The European Commission sees but does not want to recognize the serious problems it has caused to farmers in Central and Eastern Europe by allowing Ukrainian grain to be dumped on their markets, István Jakab, President of the National Association of Hungarian Farmers’ Circles and Farmers’ Cooperatives, told Világgazdaság in an interview. He added that it was therefore not surprising that European crop prices have practically halved.
István Jakab recalled that after the Hungarian farmers’ demonstration in Brussels in May, the EU Agriculture Commissioner told them that European farmers have to put up with market-distorting imports because they are a form of war support for Ukraine. However, as the President of the National Association of Hungarian Farmers’ Circles and Farmers’ Cooperatives pointed out, the Brussels communication does not mention the fact that a large part of Ukrainian land is used by American and Western European companies, and that it is all about finding a market for their produce.
So ‘well’ has the solidarity corridor for starving countries worked, that every second lot has stayed in the EU, increasing imports from Ukraine several thousand times compared to before the war.
The fact that this was compounded by tax evasion will again, Jakab said, escape the attention of the decision-makers in Brussels. No wonder that under these circumstances, European crop prices have practically halved and are now well below cost, he added.
Photo: Facebook/Péter Szijjártó
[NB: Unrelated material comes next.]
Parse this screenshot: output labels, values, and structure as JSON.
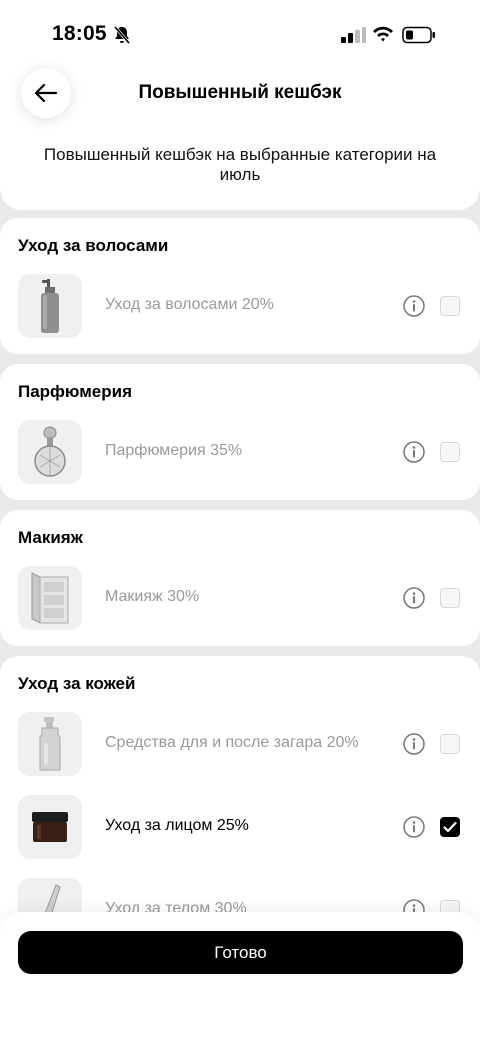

“In Brussels, they say that the market will sort everything out anyway, that they do not think any measures are needed, and we say that import restrictions must be maintained, because we must not let European producers have tens of millions of tons of cereals without any information about their origin or, for example, about the pesticides used,” Jakab emphasized. He argued that this really is a matter of vital importance to Hungarian farmers, and they are in complete agreement with the other farmers’ organizations in Eastern Europe.
The President of the National Association of Hungarian Farmers’ Circles and Farmers’ Cooperatives highlighted that
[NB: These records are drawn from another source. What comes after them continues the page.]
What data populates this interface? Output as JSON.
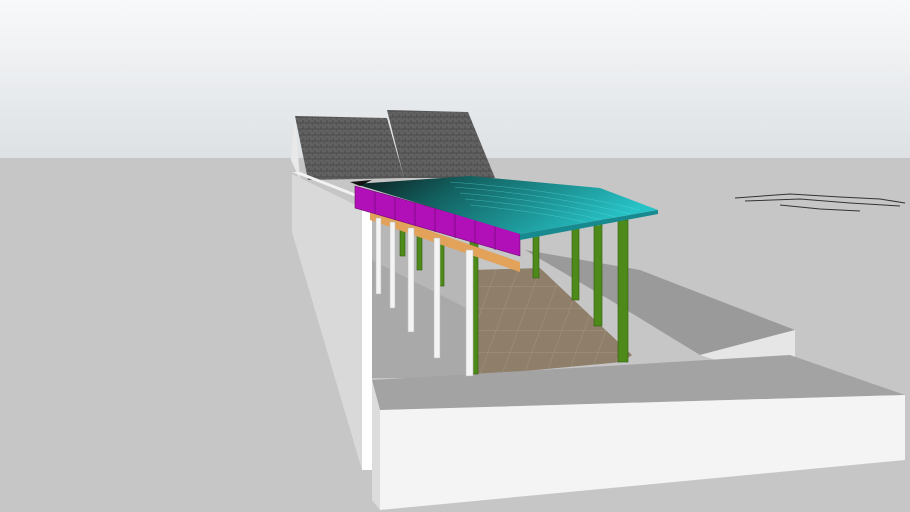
{
  "scene": {
    "description_free": true,
    "colors": {
      "sky_top": "#f8f9fa",
      "sky_bottom": "#dfe3e6",
      "ground": "#c6c6c6",
      "roof_gray": "#5a5a5a",
      "canopy_teal": "#1fa7ad",
      "fascia_magenta": "#b10fb7",
      "column_green": "#4e8a1a",
      "column_white": "#f2f2f2",
      "floor_tan": "#8c7c67",
      "wall_white": "#f4f4f4",
      "slab_gray": "#9c9c9c"
    }
  }
}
a much bigger problem is that the market has practically frozen over the last period, as some people bought huge stocks of Ukrainian produce last year, which are still pushing prices down, but Ukrainian imports have also completely destroyed our exports to Italy, Spain, and Romania.
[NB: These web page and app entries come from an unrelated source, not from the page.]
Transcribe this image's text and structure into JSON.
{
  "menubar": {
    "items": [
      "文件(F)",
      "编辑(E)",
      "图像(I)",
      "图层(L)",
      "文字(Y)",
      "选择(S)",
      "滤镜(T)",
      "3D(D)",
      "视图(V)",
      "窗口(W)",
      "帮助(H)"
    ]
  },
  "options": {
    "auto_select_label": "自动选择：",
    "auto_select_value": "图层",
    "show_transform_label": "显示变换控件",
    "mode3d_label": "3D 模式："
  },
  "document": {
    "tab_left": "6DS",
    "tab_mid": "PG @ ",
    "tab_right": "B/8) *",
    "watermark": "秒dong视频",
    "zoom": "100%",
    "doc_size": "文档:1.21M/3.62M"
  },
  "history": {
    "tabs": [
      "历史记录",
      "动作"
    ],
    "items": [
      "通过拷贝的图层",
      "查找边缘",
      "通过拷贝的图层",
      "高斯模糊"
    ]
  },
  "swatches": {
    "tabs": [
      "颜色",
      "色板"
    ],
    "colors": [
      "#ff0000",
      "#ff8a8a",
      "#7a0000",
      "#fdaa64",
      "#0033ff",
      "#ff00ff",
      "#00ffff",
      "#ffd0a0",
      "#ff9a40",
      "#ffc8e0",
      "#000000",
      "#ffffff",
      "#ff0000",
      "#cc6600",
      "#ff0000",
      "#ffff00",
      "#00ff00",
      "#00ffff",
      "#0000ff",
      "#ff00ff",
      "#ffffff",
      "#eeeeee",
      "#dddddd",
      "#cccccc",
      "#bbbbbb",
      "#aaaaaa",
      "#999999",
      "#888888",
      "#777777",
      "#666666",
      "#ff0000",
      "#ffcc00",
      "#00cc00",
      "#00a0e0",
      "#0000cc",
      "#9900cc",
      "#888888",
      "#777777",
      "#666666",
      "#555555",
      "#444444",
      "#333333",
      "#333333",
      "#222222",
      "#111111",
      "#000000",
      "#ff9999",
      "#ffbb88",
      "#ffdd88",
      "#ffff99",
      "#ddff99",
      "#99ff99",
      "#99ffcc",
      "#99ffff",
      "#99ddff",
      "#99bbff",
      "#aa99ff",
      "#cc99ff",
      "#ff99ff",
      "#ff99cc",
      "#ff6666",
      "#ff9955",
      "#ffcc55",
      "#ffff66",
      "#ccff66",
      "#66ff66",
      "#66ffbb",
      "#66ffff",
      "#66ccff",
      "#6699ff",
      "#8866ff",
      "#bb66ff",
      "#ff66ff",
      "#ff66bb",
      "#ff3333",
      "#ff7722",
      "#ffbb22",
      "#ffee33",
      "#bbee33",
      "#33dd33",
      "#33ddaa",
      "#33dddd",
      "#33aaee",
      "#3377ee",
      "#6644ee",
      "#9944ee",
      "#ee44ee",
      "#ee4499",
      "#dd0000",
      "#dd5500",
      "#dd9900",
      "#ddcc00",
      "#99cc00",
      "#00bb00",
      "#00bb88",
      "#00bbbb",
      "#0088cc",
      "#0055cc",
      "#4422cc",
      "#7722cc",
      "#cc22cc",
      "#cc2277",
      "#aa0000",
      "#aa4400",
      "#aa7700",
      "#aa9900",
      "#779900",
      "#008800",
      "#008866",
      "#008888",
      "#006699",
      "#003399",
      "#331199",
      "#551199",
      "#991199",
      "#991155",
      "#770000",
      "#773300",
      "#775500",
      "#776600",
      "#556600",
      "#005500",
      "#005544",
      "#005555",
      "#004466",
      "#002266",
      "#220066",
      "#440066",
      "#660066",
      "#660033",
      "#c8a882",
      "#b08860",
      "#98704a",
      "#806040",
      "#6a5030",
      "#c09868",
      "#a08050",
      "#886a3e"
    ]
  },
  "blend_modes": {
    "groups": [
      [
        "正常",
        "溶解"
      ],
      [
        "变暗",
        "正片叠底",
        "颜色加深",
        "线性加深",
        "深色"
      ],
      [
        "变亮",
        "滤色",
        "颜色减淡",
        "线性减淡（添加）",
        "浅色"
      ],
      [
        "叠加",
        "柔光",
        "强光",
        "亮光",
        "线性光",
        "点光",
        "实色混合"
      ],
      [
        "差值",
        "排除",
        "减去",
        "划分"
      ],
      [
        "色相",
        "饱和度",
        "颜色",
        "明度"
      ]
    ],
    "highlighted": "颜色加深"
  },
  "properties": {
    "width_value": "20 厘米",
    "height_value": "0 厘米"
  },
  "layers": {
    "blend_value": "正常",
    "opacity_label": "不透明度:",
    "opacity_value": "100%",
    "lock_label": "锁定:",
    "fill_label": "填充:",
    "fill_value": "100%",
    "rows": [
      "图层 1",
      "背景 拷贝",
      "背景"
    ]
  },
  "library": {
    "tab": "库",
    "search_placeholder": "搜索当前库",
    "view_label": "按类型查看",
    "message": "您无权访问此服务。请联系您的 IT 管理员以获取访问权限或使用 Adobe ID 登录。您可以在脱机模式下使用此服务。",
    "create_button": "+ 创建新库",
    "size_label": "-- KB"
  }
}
Looking at this year, we can talk about an average harvest so far in Hungary, which would give cause for optimism after last year’s difficult drought, but from an economic point of view, 2023 is extremely uncertain, Jakab pointed out. He said that the outlook for autumn-sown arable crops is good for the time being, but with buying-in prices and the steep fall in new crop binding prices, most farmers are trying to cut back on inputs.
It is therefore already apparent that these previously successful crops will, on average, produce losses of up to several hundred thousand forints per hectare.
Regarding domestic matters, the president also pointed out in the interview that last week parliament passed a law banning the taxation of farmland by municipalities. According to Jakab, this was necessary due to the current situation on the crop market and last year’s severe drought.
Featured photo via Pixabay